Friday, February 24, 2017, 3:30 pm - 5:00 pm
Attempts to link phonetic and phonological form face two fundamental challenges. The first is the constancy-variability problem: (1) how to capture the range of phonetic actuations of a constant phonological form. The second is the fidelity problem: (2) how low fidelity phonological forms map to high fidelity phonetic forms. In this talk, we present an integrated approach to these problems. The core innovation is a transformation of high fidelity phonetic data into a low fidelity frequency domain (cosine components). Using Discrete Cosine Transform (DCT), we express continuous movement of the tongue as a small number of frequency modulations that map to phonologically-specified vocal tract constrictions while effectively preserving fine phonetic detail, i.e., ms to ms changes in spatial position over time. DCT addresses the fidelity problem. To address the constancy-variability problem we apply stochastic sampling techniques from the micro-prosody literature (e.g., Shaw & Davidson, 2011; Shaw, Gafos, Hoole, & Zeroual, 2011; Shaw & Gafos, 2015; Shaw, Gafos, Hoole, & Zeroual, 2009) to frequency components, effectively transforming phonological hypotheses into the (realistically variable) physical dimensions of phonetic form.
To demonstrate the approach, we take up the issue of phonetic underspecification (e.g., Archangeli, 1988; Keating, 1988)—or in more neutral terms, apparent phonetic targetlessness—asking whether the phonetic signal provides evidence for the presence/absence of a phonological feature. The crux of phonetic arguments for targetlessness is often linear interpolation between flanking segments. Consider a phonological sequence ABC, where the feature specification of B is in question. Whether observed in the domain of intonation (Pierrehumbert & Beckman, 1988: 37-38), vowels (Browman & Goldstein, 1992; Lammert, Goldstein, Ramanarayanan, & Narayanan, 2014), or consonants (Cohn, 1993; Keating, 1988) “linear interpolation” on the relevant phonetic dimension between A and C constitutes an argument for the targetlessness of B. But how linear is linear? Rigorous assessment of linear interpolation faces both the constancy-variability problem and fidelity problem. How do we decide whether observed deviation from linearity is not simply noisy actuation of a linear trajectory? More specifically, taking the case of ABC again, how do we distinguish complete targetlessness of B from (heavy) reduction of B? How do we know that B is truly targetless rather than just heavily susceptible to coarticulation with surrounding segments (c.f.,Recasens & Espinosa, 2009)? We demonstrate how transformations to frequency space bring clarity to these issues, revealing phonological patterns in variable phonetic data.

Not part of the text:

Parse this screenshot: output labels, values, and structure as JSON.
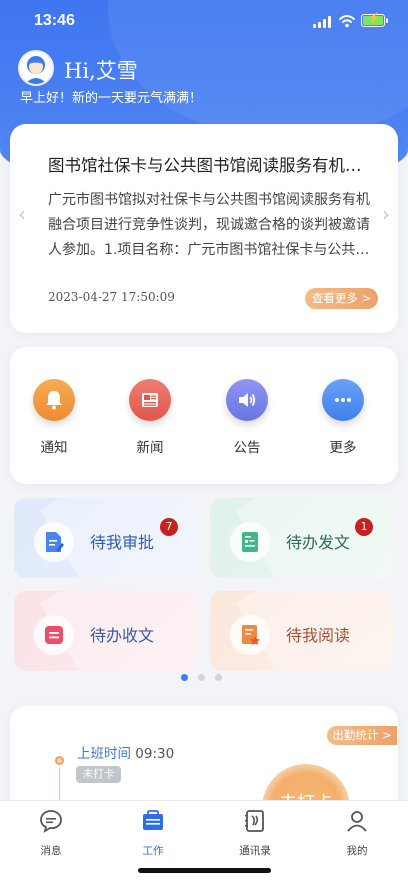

The empirical domain of our demonstration is high vowel devoicing in Japanese. A classic description of the facts is that high vowels are devoiced between two voiceless consonants and after a voiceless consonant before a pause but there is a debate about whether vowels are phonologically deleted, i.e., “targetless”, or merely devoiced (for a recent and comprehensive review, see Fujimoto, 2015). To resolve this issue, we collected Electromagnetic Articulography data on the trajectory of tongue movements during voiced and voiceless vowel productions from six speakers of Tokyo Japanese. Analysed within the computational framework described above, these data provide a clear answer while elucidating some previously unknown phonological conditions under which devoiced vowels lack lingual articulatory targets.
[see the attachments for the extended version of the abstract and recommended readings]